Mass shootings drive profits for gun producers and retailers, and despite the outcry about lax gun laws in the wake of our nation’s latest massacre, the tragedy in San Bernardino is proving no different. Reuters reports that “gun retailers are reporting surging sales, with customers saying they want to keep handguns and rifles at hand for self-defense in the event of another attack.” One customer told Reuters, “I just want to feel safe.”
Unfortunately, it isn’t clear that putting more guns into circulation actually makes society safer on the whole. Though researchers have long identified two trends—an overall drop in crime and a rise in gun ownership—that could point to the benefits of gun ownership, some meta-analytical studies have cast doubt on the “more guns, less crime” hypothesis.

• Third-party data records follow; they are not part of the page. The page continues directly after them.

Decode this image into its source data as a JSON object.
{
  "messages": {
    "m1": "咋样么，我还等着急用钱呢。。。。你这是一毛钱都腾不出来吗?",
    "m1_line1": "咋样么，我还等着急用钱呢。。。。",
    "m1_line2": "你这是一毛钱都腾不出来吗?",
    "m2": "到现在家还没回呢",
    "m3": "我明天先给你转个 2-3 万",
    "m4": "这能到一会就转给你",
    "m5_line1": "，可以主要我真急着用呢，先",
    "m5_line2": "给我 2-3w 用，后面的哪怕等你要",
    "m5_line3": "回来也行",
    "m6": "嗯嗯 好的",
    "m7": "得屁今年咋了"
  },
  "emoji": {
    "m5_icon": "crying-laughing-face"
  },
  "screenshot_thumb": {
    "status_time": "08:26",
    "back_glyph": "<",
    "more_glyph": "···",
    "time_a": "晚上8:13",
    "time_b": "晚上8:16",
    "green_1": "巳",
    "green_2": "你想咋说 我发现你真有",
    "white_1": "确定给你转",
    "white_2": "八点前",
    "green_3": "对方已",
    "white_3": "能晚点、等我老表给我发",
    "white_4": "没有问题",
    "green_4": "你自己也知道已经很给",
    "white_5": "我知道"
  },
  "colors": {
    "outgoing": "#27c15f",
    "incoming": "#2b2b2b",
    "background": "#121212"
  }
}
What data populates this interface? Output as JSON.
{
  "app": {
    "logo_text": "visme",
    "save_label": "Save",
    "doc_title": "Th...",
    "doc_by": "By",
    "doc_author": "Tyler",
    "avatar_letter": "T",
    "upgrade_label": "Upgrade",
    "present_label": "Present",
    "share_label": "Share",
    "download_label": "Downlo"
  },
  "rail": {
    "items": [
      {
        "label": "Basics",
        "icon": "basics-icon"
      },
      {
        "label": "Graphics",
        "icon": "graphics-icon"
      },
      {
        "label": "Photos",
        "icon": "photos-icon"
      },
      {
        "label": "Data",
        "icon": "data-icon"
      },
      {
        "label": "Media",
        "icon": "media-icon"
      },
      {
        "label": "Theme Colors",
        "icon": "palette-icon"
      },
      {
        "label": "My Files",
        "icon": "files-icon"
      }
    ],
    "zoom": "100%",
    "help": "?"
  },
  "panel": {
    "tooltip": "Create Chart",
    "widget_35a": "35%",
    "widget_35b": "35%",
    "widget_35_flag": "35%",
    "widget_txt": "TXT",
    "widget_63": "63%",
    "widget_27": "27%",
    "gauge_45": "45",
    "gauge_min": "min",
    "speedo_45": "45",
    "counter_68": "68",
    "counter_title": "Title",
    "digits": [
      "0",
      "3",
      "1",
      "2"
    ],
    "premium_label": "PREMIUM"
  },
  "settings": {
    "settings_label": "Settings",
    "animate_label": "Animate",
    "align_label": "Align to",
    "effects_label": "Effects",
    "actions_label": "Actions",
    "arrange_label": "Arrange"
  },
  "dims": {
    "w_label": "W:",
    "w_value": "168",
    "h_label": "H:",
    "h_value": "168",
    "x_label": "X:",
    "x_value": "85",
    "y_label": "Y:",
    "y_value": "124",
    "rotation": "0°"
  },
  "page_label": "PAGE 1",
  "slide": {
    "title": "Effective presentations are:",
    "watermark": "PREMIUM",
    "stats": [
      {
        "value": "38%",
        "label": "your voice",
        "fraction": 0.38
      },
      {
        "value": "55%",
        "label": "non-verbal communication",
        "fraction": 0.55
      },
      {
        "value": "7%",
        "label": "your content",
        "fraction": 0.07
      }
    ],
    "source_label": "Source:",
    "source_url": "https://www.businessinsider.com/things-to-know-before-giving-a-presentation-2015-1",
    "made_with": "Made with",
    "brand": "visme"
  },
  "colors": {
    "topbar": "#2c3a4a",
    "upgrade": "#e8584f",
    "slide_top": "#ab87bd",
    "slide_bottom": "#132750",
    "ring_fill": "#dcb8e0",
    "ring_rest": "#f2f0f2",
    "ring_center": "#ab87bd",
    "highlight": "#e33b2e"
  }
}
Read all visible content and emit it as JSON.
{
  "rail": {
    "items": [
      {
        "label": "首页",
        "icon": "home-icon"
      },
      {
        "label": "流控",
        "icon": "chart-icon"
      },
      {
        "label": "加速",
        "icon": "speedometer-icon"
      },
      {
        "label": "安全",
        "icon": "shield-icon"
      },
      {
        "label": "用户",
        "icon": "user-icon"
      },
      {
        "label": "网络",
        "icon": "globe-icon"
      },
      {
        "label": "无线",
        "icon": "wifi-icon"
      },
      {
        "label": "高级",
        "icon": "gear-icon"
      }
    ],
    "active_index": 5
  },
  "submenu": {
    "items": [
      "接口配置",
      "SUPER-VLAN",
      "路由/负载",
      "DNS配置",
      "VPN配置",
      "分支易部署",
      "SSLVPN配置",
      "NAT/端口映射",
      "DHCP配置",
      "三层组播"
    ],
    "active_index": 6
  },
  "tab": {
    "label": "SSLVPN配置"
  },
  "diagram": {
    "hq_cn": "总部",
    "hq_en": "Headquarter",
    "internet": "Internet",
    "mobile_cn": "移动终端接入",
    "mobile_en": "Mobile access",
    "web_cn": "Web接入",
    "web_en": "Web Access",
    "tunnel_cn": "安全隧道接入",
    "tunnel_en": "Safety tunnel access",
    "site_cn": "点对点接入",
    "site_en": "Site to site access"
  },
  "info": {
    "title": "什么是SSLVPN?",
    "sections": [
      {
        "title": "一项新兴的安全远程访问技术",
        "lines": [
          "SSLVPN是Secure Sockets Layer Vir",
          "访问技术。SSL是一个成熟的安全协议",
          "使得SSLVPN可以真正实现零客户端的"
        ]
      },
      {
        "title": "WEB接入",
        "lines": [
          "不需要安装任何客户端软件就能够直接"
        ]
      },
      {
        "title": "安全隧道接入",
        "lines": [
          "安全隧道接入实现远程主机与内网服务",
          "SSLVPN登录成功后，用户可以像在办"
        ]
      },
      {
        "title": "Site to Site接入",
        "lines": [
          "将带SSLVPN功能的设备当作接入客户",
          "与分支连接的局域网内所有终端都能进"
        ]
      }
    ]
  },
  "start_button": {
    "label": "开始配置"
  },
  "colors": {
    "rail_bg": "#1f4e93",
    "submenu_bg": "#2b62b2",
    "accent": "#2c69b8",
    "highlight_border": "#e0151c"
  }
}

A 2012 study of the impact of right-to-carry laws on crime conducted by Stanford and Johns Hopkins researchers found that “the most consistent, albeit not uniform, finding to emerge ... is that aggravated assault rises when RTC laws are adopted.” Also, that “for every other crime category, there is little or no indication of any consistent RTC impact on crime.” The Johns Hopkins Center for Gun Policy and Research has also called the “more guns, less crime” hypothesis into question, based on similar methodological concerns.
Everyone wants to be safe, and perhaps just as importantly, to feel safe. But whether increasing the number of guns in society actually achieves the former goal remains to be seen, even if it does achieve the latter.